First off, let’s get this out of the way right now: you won’t see any birth year wines in this list. That’s because by birth vintage was atrocious across almost all of the professional wine world landscape, generally damp and cool. Most `72s are closer to vinegar now than they are to wine. There have been some notable exceptions, but for the most part, `72s are a hard pass from me. So these selections (all of which are from the sample pool, lucky me) are quite a bit more modern…
2016 Domaine Carneros by Taittinger Le Rêve Sparkling Brut Rosé (Napa Valley, $145)
I couldn’t resist popping open this bubbly. Not with a note like that from irrepressible wine pro and all-around awesome person Remi Cohen. This is an extraordinary vintage of Le Rêve—a 55% Pinot Noir, 45% Chardonnay blend that’s absolutely banging with cherry, ginger, and dried rose petals action. The depth of palate fruit (strawberry, peach) is exemplary. It feels mineral, ripe, and on the drier side (though absolutely still voluptuous). They’ve done Northern Cali quite proud with this one.
2010 Antonelli San Marco Chiusa di Pannone (Sagrantino di Montefalco, $40-ish)
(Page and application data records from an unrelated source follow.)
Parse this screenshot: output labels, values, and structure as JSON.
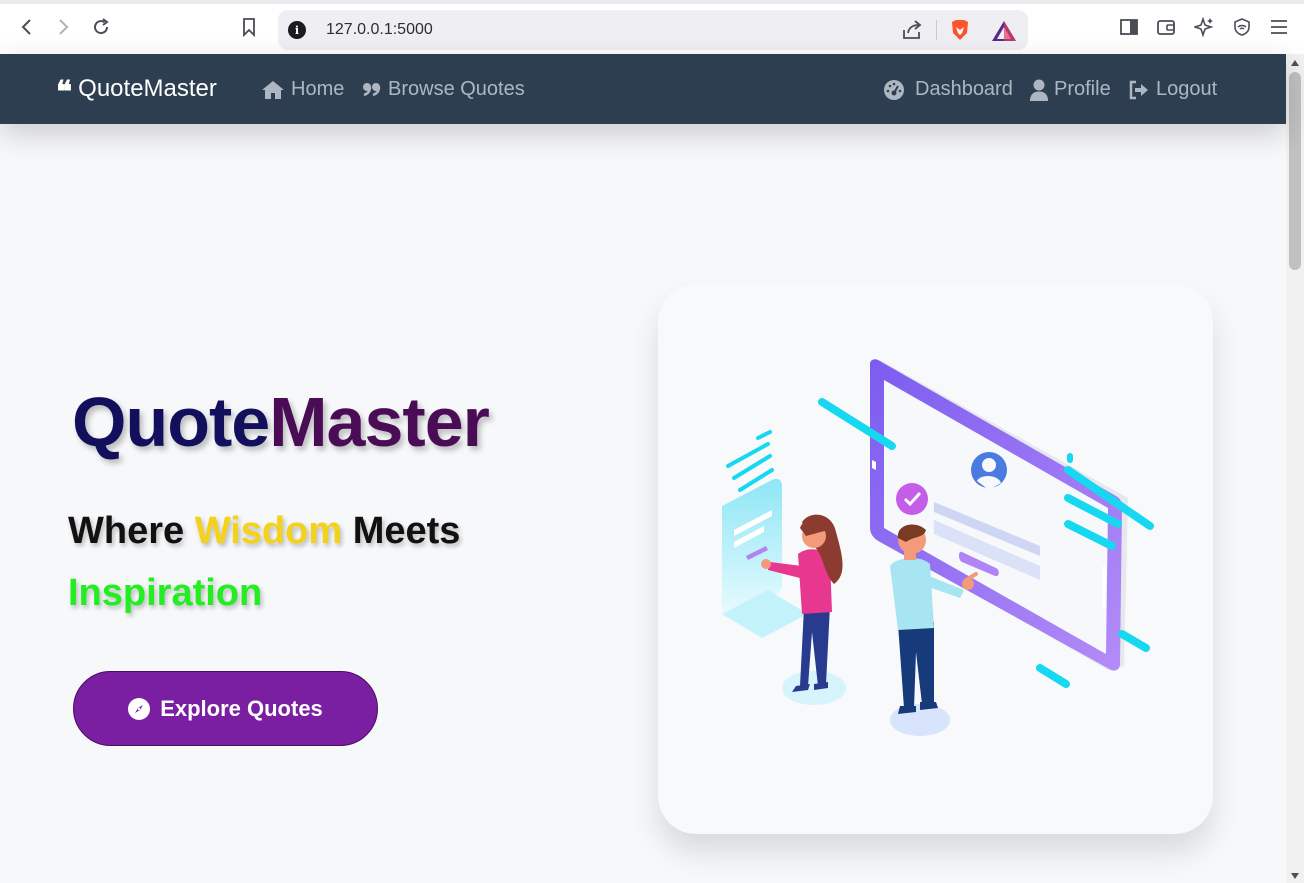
{
  "browser": {
    "url": "127.0.0.1:5000",
    "icons": [
      "back-icon",
      "forward-icon",
      "reload-icon",
      "bookmark-icon",
      "site-info-icon",
      "share-icon",
      "brave-shields-icon",
      "brave-rewards-icon",
      "sidebar-icon",
      "wallet-icon",
      "leo-ai-icon",
      "vpn-icon",
      "menu-icon"
    ],
    "info_glyph": "i"
  },
  "navbar": {
    "brand": "QuoteMaster",
    "brand_icon": "quote-left-icon",
    "links": [
      {
        "label": "Home",
        "icon": "home-icon"
      },
      {
        "label": "Browse Quotes",
        "icon": "quote-right-icon"
      },
      {
        "label": "Dashboard",
        "icon": "dashboard-icon"
      },
      {
        "label": "Profile",
        "icon": "user-icon"
      },
      {
        "label": "Logout",
        "icon": "logout-icon"
      }
    ],
    "colors": {
      "background": "#2c3e50",
      "link": "#aeb7c1",
      "brand": "#ffffff"
    }
  },
  "hero": {
    "title_part1": "Quote",
    "title_part2": "Master",
    "tagline_part1": "Where ",
    "tagline_highlight": "Wisdom",
    "tagline_part2": " Meets",
    "tagline_line2": "Inspiration",
    "cta_label": "Explore Quotes",
    "cta_icon": "compass-icon",
    "colors": {
      "title1": "#12105c",
      "title2": "#4a0d55",
      "wisdom": "#f4d21a",
      "inspiration": "#22ee22",
      "cta": "#7b1fa2"
    }
  },
  "illustration": {
    "name": "collaboration-illustration"
  }
}
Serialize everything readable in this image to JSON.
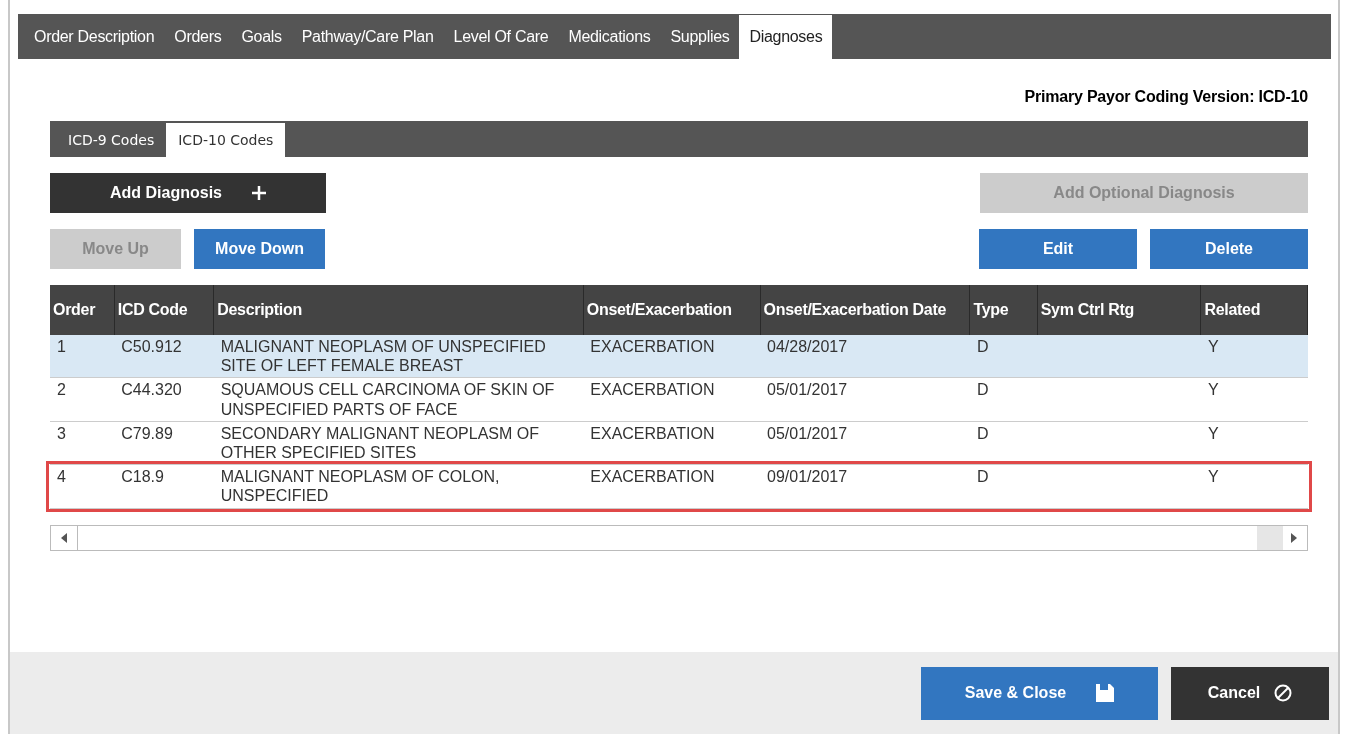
{
  "tabs": [
    {
      "label": "Order Description",
      "selected": false
    },
    {
      "label": "Orders",
      "selected": false
    },
    {
      "label": "Goals",
      "selected": false
    },
    {
      "label": "Pathway/Care Plan",
      "selected": false
    },
    {
      "label": "Level Of Care",
      "selected": false
    },
    {
      "label": "Medications",
      "selected": false
    },
    {
      "label": "Supplies",
      "selected": false
    },
    {
      "label": "Diagnoses",
      "selected": true
    }
  ],
  "coding_version": "Primary Payor Coding Version: ICD-10",
  "code_tabs": [
    {
      "label": "ICD-9 Codes",
      "selected": false
    },
    {
      "label": "ICD-10 Codes",
      "selected": true
    }
  ],
  "buttons": {
    "add_diagnosis": {
      "label": "Add Diagnosis",
      "disabled": false
    },
    "add_optional_diagnosis": {
      "label": "Add Optional Diagnosis",
      "disabled": true
    },
    "move_up": {
      "label": "Move Up",
      "disabled": true
    },
    "move_down": {
      "label": "Move Down",
      "disabled": false
    },
    "edit": {
      "label": "Edit",
      "disabled": false
    },
    "delete": {
      "label": "Delete",
      "disabled": false
    }
  },
  "table": {
    "columns": [
      "Order",
      "ICD Code",
      "Description",
      "Onset/Exacerbation",
      "Onset/Exacerbation Date",
      "Type",
      "Sym Ctrl Rtg",
      "Related"
    ],
    "rows": [
      {
        "cells": [
          "1",
          "C50.912",
          "MALIGNANT NEOPLASM OF UNSPECIFIED SITE OF LEFT FEMALE BREAST",
          "EXACERBATION",
          "04/28/2017",
          "D",
          "",
          "Y"
        ],
        "selected": true,
        "highlighted": false
      },
      {
        "cells": [
          "2",
          "C44.320",
          "SQUAMOUS CELL CARCINOMA OF SKIN OF UNSPECIFIED PARTS OF FACE",
          "EXACERBATION",
          "05/01/2017",
          "D",
          "",
          "Y"
        ],
        "selected": false,
        "highlighted": false
      },
      {
        "cells": [
          "3",
          "C79.89",
          "SECONDARY MALIGNANT NEOPLASM OF OTHER SPECIFIED SITES",
          "EXACERBATION",
          "05/01/2017",
          "D",
          "",
          "Y"
        ],
        "selected": false,
        "highlighted": false
      },
      {
        "cells": [
          "4",
          "C18.9",
          "MALIGNANT NEOPLASM OF COLON, UNSPECIFIED",
          "EXACERBATION",
          "09/01/2017",
          "D",
          "",
          "Y"
        ],
        "selected": false,
        "highlighted": true
      }
    ]
  },
  "footer": {
    "save": "Save & Close",
    "cancel": "Cancel"
  }
}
Longtime 1WD readers might recall this stellar producer, which was featured on these virtual pages back in 2018 after my press jaunt to Montefalco. I tend to travel quite light for business trips and thus have become very selective on which (if any) bottles come back in the luggage with me; this one passed that threshold with flying colors. And I’m very glad that it did. Ten years on, and this red is just starting to show its mellowed side. It remains impeccably balanced for being 15 percent abv. Crushed Walnut, stewed plums, baking spices, a silk-laden mouthfeel, and just an overarching sense of gorgeousness. My partner Shannon likes to joke that, despite being quite several years my junior, I keep her young. Well, this Sagrantino gives me a serious run for the money in the perception-of-youthfulness department.
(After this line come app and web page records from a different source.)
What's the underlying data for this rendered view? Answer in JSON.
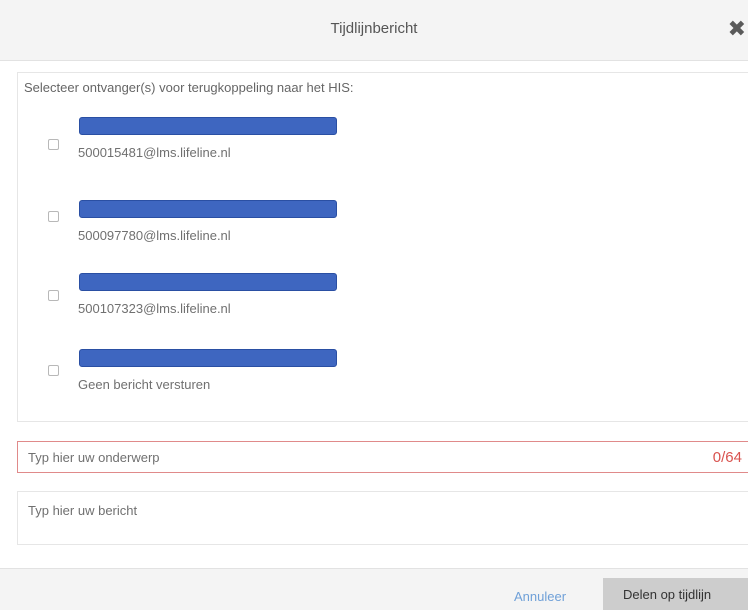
{
  "header": {
    "title": "Tijdlijnbericht",
    "close_glyph": "✖"
  },
  "recipients": {
    "label": "Selecteer ontvanger(s) voor terugkoppeling naar het HIS:",
    "items": [
      {
        "address": "500015481@lms.lifeline.nl",
        "checked": false
      },
      {
        "address": "500097780@lms.lifeline.nl",
        "checked": false
      },
      {
        "address": "500107323@lms.lifeline.nl",
        "checked": false
      },
      {
        "address": "Geen bericht versturen",
        "checked": false
      }
    ],
    "redaction_color": "#3e66c0"
  },
  "subject": {
    "placeholder": "Typ hier uw onderwerp",
    "value": "",
    "counter": "0/64"
  },
  "message": {
    "placeholder": "Typ hier uw bericht",
    "value": ""
  },
  "footer": {
    "cancel_label": "Annuleer",
    "share_label": "Delen op tijdlijn"
  },
  "colors": {
    "link": "#6fa0d8",
    "error": "#d9534f",
    "button": "#cdcdcd"
  }
}
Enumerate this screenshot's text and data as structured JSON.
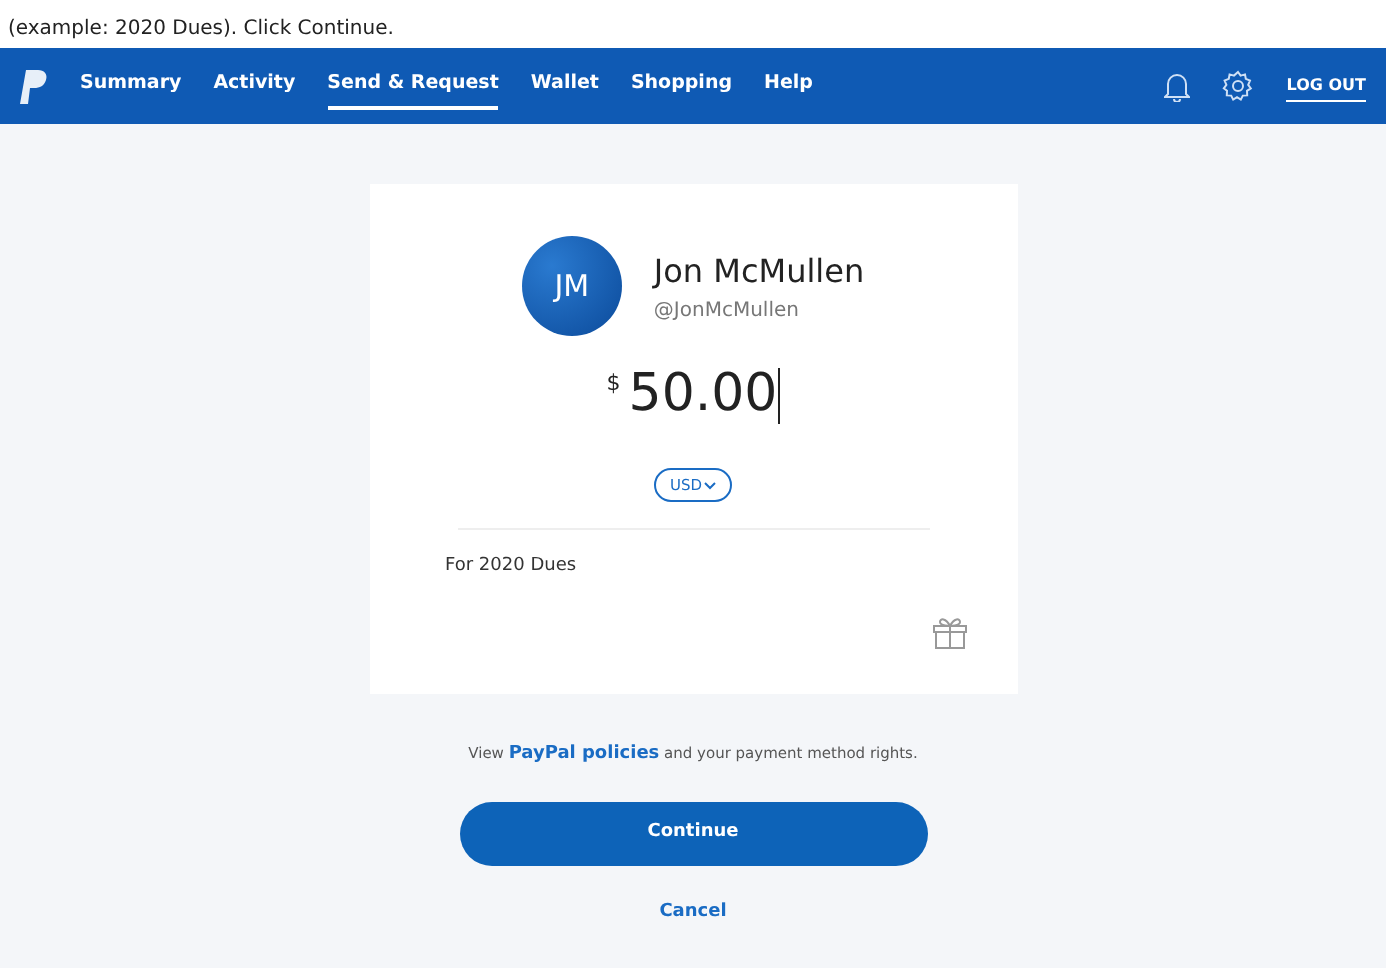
{
  "caption": "(example: 2020 Dues). Click Continue.",
  "nav": {
    "items": [
      {
        "label": "Summary",
        "selected": false
      },
      {
        "label": "Activity",
        "selected": false
      },
      {
        "label": "Send & Request",
        "selected": true
      },
      {
        "label": "Wallet",
        "selected": false
      },
      {
        "label": "Shopping",
        "selected": false
      },
      {
        "label": "Help",
        "selected": false
      }
    ],
    "logout": "LOG OUT"
  },
  "recipient": {
    "initials": "JM",
    "name": "Jon McMullen",
    "handle": "@JonMcMullen"
  },
  "amount": {
    "currency_symbol": "$",
    "value": "50.00",
    "currency": "USD"
  },
  "note": {
    "value": "For 2020 Dues"
  },
  "policy": {
    "text": "View **PayPal policies** and your payment method rights."
  },
  "buttons": {
    "continue": "Continue",
    "cancel": "Cancel"
  }
}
NV Osborne y Co. Solera India Rare Sherry (Andalucia, $450)
This Medium-Oloroso style Sherry label traces its history back to 1922, when Osborne crafted Sherry for Spanish diplomats stationed in South America, once referred to as “the Indies” (hence the name). Aged 25 years in the traditional system of soleras and criaderas, in American oak barrels, there’s nothing about this wine that doesn’t scream “Holy Sh*tballs!” in all of the best ways possible. Toasted caramel, toasted nuts, dried figs, baking spices, a palate that seems almost immeasurably broad and immensely deep simultaneously, like you’re staring into the infinite expanse of the universe. The finish seems almost as long as our ever-expanding universe, come to think of it…